Pig lungs. In this case, craneoventral consolidation affecting apical, cardiac and craneal part of diaphragmatic lobes can be seen (depicted in red in the insert). To check if a lung is consolidated, if we put a fragment of lesiones lung in a container with water, instead of floating as the healthy lung would, the consolidated tissue will sink because the inflammatory exudate has displaced the air from the alveoli. Histologically it consists of accumulation of neutrophils in the lumina of airways and -to a lesser extent- alveoli. Also, marked hiperplasia of bronchial associated lymphoid tissue (BALT) can be seen, as well as peribronchial infiltrates, which are common findings in porcine chronic pneumonias, especially when Mycoplasma hyopneumoniae is present (porcine enzootic pneumonia).
Pig spleen. The spleen is markedly enlarged (esplenomegaly), ans shows a diffuse reddish coloration. Additionally, the splenic parenchyma is friable. The omentum is tangled around the spleen. All these findings suggest that a splenic torsion caused a severe diffuse splenic necrosis. Histology confirmed the presence of a diffuse splenic necrosis and generalized blood imbibition, with presence of subcapsular distrophic mineralization. This finding is commonly associated to a mild jaundice of the carcass due to a secondary prehepatic bilirrubinemia due to the degradation of the erythrocytes necrosed in the spleen.

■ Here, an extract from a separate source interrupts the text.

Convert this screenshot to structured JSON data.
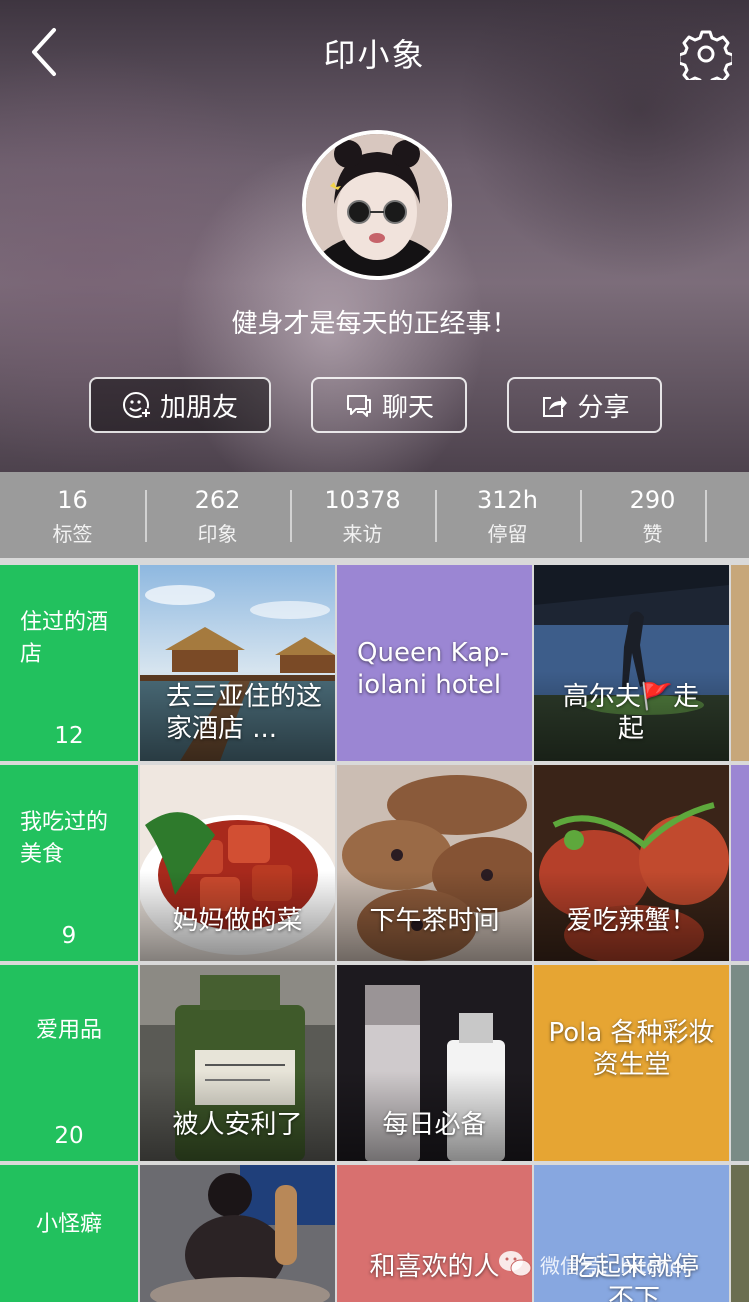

Pig spleen. In this case, the spleen shows multifocal reddish areas, which appear prominent and friable. The aspect of the affected parenchyma shows similar appearance to the spleen in the former case, but in this case the lesions show a multifocal pattern and are localized near one of the splenic poles. These lesions usually correspond to splenic infarcts. Histologically the presence of necrotic areas with abundant fibrin and hemorrhage, well demarcated from the adjacent parenchyma were confirmed. Due to the terminal splenic vascularization, it is frequent that vascular or embolic processes cause splenic infarction. In swine, the most important causes are CSF, PDNS and septic emboli, for instance in the case of valvular thrombotic endocarditis in chronic erysipelas.
Pig carcass. At the caudal portion, ventrally to the sacrum, a muscular abscess can be seen. The localization suggests lymph node involvement. Histologically, abundant necrotic material with viable and necrotic neutrophils can be seen, surrounded by a wide fibrous capsule (abscess). Histologically no lymphoid tissue could be seen, thus it couldn’t be confirmed whether this lesion started in the lymph node. A bacterium frequently isolated from similar lesions is Trueperella pyogenes.
More common pathology cases found in porcine slaughterhouses are available in the 2018 edition post of this session.